- _Records supplied_
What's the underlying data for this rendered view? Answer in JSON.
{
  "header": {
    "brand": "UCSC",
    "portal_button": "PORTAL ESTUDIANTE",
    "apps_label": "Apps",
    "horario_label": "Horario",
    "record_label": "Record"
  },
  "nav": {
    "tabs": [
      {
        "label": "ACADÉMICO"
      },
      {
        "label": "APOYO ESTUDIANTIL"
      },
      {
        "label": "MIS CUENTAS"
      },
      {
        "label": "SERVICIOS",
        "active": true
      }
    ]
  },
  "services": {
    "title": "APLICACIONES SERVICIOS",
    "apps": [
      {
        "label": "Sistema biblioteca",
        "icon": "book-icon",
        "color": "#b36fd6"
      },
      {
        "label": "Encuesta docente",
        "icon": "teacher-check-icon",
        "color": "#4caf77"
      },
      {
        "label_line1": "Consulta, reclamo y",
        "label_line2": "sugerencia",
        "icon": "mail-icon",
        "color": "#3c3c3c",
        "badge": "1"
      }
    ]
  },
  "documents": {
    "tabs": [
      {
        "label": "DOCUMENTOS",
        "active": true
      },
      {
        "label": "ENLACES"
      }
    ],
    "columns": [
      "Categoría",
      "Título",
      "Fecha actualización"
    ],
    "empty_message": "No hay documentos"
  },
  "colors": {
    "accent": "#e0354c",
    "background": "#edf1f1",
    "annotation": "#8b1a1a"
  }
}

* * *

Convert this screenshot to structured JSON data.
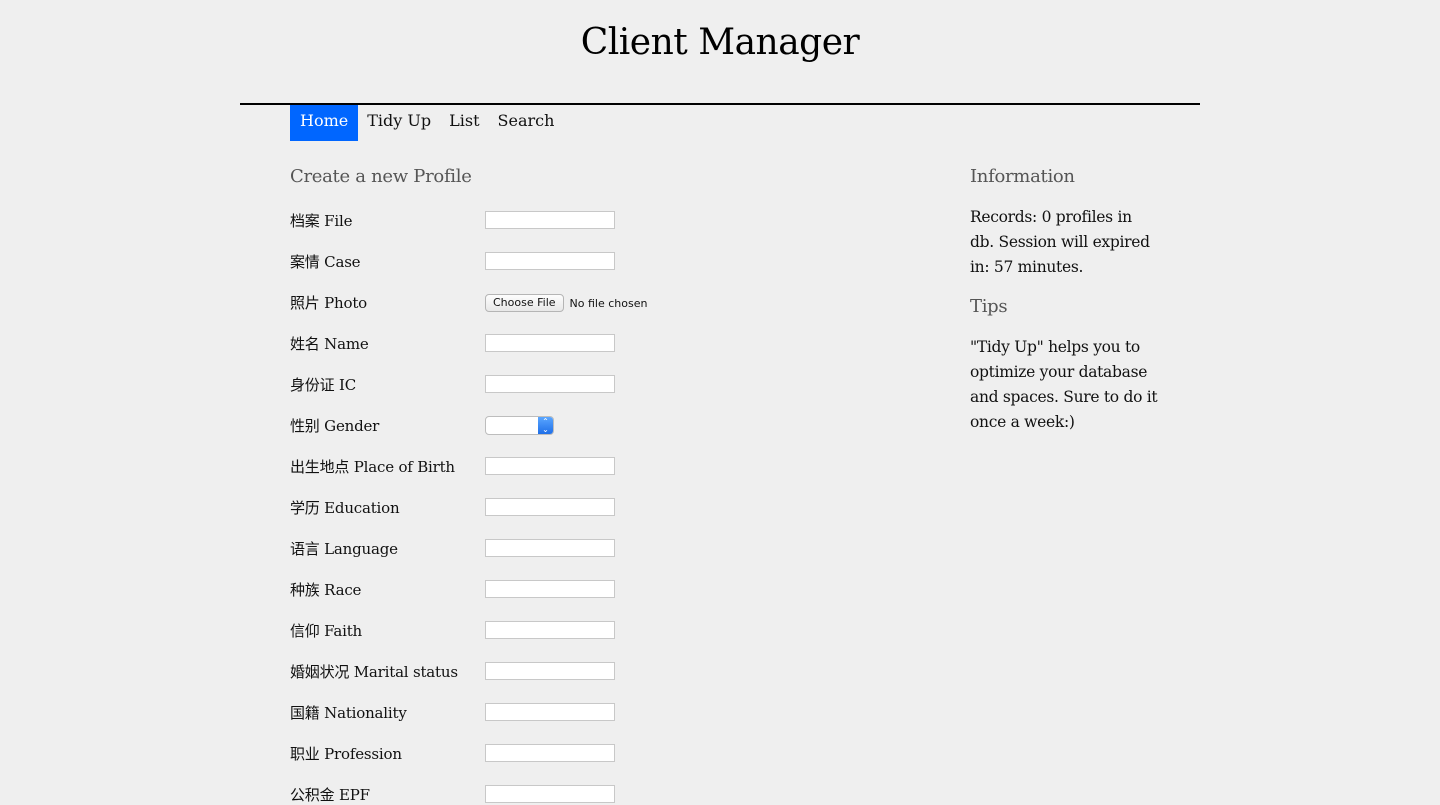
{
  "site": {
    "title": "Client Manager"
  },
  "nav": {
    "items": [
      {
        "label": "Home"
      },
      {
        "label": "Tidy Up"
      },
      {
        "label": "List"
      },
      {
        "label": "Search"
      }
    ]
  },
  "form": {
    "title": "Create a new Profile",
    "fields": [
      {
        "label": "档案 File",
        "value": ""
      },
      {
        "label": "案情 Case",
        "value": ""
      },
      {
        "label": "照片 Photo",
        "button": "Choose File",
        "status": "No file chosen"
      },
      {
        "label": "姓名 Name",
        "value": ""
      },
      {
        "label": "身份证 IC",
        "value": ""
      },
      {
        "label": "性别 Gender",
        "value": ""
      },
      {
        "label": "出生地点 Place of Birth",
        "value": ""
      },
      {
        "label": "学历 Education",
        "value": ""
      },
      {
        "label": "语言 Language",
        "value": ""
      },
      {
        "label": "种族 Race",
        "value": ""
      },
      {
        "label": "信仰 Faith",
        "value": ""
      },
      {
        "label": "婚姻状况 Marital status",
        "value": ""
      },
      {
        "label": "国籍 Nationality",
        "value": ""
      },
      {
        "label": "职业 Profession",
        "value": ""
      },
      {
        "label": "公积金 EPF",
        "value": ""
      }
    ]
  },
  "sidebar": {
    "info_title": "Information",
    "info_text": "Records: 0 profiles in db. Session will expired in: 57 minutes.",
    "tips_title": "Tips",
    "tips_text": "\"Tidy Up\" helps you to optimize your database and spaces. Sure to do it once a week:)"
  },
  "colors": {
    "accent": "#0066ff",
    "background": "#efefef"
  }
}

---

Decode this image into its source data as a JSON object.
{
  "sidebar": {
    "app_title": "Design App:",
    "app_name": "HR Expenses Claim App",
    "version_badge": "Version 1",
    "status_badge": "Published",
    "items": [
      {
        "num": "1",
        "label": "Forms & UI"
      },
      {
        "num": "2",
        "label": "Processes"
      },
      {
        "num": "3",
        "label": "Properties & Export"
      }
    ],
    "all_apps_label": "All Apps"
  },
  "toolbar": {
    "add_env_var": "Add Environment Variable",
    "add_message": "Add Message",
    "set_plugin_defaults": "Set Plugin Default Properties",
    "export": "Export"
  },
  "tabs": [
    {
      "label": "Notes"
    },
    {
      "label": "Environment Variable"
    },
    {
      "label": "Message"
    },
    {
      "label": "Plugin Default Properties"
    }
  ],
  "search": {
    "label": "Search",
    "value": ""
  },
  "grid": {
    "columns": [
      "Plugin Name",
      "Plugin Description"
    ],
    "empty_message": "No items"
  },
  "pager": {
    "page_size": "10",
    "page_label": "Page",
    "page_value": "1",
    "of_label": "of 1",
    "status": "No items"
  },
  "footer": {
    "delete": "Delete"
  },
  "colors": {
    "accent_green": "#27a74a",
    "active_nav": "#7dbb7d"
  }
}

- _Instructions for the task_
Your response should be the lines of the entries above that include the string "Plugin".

- _Task answer_
    "set_plugin_defaults": "Set Plugin Default Properties",
      "label": "Plugin Default Properties"
      "Plugin Name",
      "Plugin Description"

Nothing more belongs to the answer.